The Zayed Centre for Research into Rare Disease in Children is due to be completed at the end of 2018
Sheikha Fatima's Zayed Centre for Research into Rare Disease in Children celebrates milestone in London
Great Ormond Street Hospital (GOSH), the world's most famous children's hospital, celebrated reaching a crucial milestone in the construction of the Zayed Centre for Research into Rare Disease in Children as the building reached its highest point.
A ceremony was held to mark the occasion attended by Sulaiman Hamid Al Mazrouei, UAE Ambassador to the United Kingdom, Professor Maha Barakat, Advisor to the Executive Council of the Government of Abu Dhabi and a number of officials from the Government of Abu Dhabi.
The centre was made possible thanks to a generous £60 million donation from Sheikha Fatima bint Mubarak, the only surviving wife of the founder of the UAE.
When it is completed at the end of 2018, the Zayed Centre will be the first purpose-built centre of its kind in the world. It will bring together hundreds of clinicians and researchers under one roof to drive forward new treatments and cures for children with rare diseases, and will support translational research that focuses on taking discoveries from the lab bench to the patients’ bedsides.
During the ceremony, Mr Al Mazrouei expressed his gratitude to Sheikha Fatima for her generous support locally and internationally. He also thanked the partners and shareholders of the centre for their ongoing commitment to the project.
He said: "The Zayed Centre for Research into Rare Disease in Children is an innovative and collaborative partnership that brings together world-class medical and scientific expertise, which will have an immediate and lasting impact on the lives of many children from around the world."
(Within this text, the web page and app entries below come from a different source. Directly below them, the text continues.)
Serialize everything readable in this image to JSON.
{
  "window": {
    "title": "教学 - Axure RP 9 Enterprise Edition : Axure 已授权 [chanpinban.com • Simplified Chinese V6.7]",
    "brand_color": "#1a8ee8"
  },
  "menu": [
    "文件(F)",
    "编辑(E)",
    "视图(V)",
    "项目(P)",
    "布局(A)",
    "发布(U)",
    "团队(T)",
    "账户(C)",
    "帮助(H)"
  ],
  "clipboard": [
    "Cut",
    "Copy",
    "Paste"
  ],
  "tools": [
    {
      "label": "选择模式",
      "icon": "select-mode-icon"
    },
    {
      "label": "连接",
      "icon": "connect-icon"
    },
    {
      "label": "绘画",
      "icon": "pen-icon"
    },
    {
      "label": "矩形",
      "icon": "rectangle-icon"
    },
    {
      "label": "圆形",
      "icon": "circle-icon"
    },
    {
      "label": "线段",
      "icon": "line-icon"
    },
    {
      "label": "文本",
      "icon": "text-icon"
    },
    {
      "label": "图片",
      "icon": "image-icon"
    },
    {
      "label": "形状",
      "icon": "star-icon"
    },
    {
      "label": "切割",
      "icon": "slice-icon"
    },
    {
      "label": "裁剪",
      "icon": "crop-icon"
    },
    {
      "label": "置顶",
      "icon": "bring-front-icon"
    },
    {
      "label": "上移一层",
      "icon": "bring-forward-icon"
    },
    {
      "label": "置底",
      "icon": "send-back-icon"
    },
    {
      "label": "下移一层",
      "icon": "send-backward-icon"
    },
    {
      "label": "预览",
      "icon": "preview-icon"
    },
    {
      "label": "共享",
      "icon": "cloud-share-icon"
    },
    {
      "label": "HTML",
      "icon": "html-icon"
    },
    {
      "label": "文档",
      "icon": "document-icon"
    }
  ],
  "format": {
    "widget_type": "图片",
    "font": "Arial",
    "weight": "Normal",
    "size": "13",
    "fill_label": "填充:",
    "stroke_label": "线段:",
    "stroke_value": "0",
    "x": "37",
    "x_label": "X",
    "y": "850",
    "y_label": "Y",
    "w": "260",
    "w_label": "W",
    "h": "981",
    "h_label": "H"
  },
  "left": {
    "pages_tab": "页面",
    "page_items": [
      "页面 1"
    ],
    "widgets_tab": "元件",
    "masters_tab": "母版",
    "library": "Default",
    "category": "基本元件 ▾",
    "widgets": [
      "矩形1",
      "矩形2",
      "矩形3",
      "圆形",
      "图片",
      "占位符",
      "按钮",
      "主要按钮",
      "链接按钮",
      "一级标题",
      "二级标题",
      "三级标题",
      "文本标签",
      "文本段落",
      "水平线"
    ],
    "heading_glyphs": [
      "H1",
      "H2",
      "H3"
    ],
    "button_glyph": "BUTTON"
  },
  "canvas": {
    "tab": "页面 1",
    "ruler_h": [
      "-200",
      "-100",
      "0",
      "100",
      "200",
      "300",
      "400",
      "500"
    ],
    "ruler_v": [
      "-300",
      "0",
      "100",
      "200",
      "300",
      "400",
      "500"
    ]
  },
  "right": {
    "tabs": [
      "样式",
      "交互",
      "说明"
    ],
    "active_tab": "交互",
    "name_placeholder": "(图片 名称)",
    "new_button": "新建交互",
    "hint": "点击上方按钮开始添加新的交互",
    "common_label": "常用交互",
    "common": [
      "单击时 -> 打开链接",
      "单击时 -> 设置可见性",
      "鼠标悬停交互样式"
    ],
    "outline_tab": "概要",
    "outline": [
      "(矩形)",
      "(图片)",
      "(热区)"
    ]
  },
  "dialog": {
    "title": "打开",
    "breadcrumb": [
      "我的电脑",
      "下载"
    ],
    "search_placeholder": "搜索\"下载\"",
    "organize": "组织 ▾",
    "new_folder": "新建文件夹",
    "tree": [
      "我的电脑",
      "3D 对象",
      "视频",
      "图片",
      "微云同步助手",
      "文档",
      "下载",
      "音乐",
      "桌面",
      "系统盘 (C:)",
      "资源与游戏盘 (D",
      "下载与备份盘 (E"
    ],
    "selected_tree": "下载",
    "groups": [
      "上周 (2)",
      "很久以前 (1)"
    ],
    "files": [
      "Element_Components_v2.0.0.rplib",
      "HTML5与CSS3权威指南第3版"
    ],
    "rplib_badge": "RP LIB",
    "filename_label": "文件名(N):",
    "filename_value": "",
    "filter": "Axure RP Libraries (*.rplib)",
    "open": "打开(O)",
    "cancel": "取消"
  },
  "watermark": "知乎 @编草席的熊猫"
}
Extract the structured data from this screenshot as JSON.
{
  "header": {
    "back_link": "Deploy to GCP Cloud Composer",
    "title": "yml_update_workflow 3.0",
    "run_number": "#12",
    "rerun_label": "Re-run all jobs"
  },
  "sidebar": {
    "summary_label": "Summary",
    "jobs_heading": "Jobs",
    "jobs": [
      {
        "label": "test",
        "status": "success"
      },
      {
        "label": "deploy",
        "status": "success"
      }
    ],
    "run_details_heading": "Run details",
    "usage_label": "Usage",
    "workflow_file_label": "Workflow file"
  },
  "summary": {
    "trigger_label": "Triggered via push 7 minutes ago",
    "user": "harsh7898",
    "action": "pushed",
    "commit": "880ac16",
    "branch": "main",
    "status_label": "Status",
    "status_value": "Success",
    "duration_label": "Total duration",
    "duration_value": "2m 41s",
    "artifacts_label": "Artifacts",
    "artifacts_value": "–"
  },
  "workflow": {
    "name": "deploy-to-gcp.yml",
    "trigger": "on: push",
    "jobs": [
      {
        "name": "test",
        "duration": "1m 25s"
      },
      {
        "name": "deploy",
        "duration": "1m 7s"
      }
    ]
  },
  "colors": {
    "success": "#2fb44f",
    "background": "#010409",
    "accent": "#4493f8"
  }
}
GOSH sees children from more than 90 countries and specialises in the treatment of children with rare diseases. These include children from the UAE who come to the hospital to be treated for a range of conditions including rare heart and neurological conditions.
Work has now begun on the interior of the centre, which will house state-of-the-art laboratories and highly-specialised facilities for the development of new gene and stem cell therapies as well as a much-needed outpatient clinic.
The construction of the building involved the demolition of an office block built in the 1960's, which was being used by the University of London and had been disused for some time. Designed by award-winning architects Stanton Williams, construction of the new building began in 2017 by Swedish contractor Skanska, who is responsible for the construction, mechanical and electrical fit-out of the facility.
The topping out event was celebrated with a traditional Scandinavian ‘flying of the fir’ in which a fir tree was flown over the building by tower crane, as well as a final pouring of cement, in a rooftop ceremony.